Darius V. Echeverría is a historian of the American ethnic experience since the Post-Reconstruction era, and its relationship to the twentieth and twenty-first century world(s).  His teaching, scholarship, and public engagement focuses on comparative studies in race and ethnicity as well as Latinx social and cultural history; Mexican American history; the American Presidency in historical perspective; baseball studies; and the making of the modern Latinx/a/o diaspora; with particular interests in Latinx inequality, social movements, conflicts over race and constitutional rights, electoral participation, and the conjunction of film and television history. He is the author of Aztlán Arizona: Mexican American Educational Empowerment, 1968-1978 (University of Arizona Press, 2014), a history of the Chicano Movement in Arizona during the 1960s and 1970s.  Furthermore, he has produced numerous publications, including book chapters, edited works, journal articles, essays, and digital content on not only the culture, history and life of Latinx communities, but on the broader American experience. He is currently carrying out research for his next book project while also collaborating with other scholars through an assortment of academic projects and research publications. He has been a faculty member at Rutgers University—New Brunswick since 2006.

Courses Taught

  • World Civilization: Europe, Africa, and the Americas
  • Mexican American History
  • Latino History
  • History of Latino Social Movements
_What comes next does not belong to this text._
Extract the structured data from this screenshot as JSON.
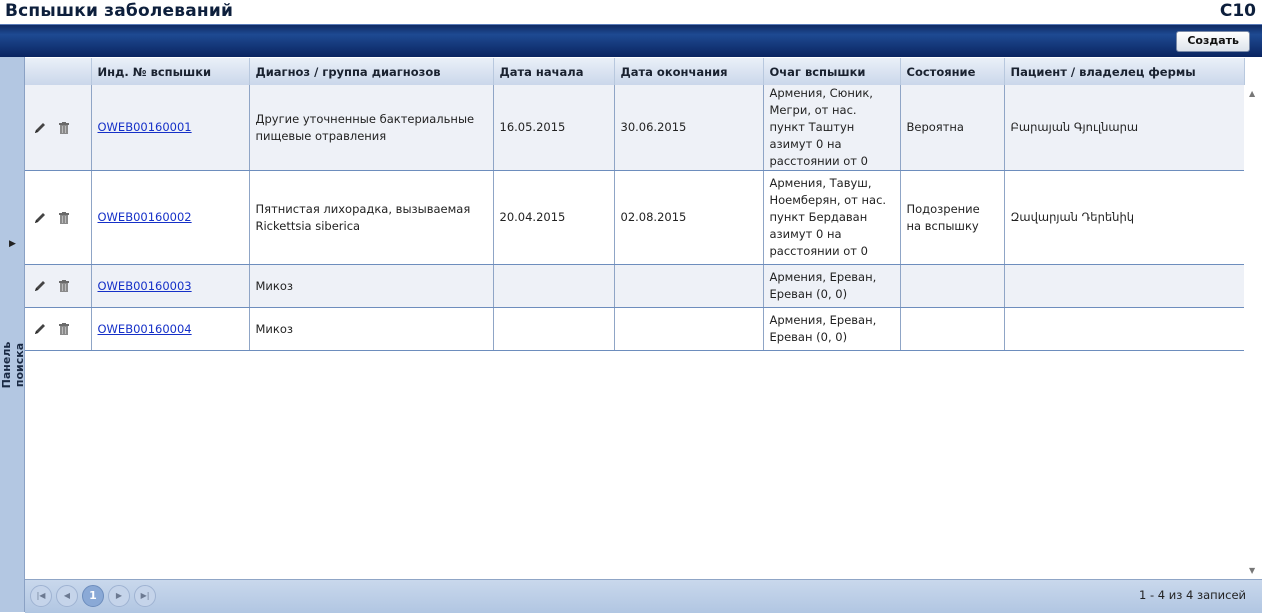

  • Introduction to Latino Studies
  • Latinos and Community
  • Topics in Historical Studies
  • Independent Studies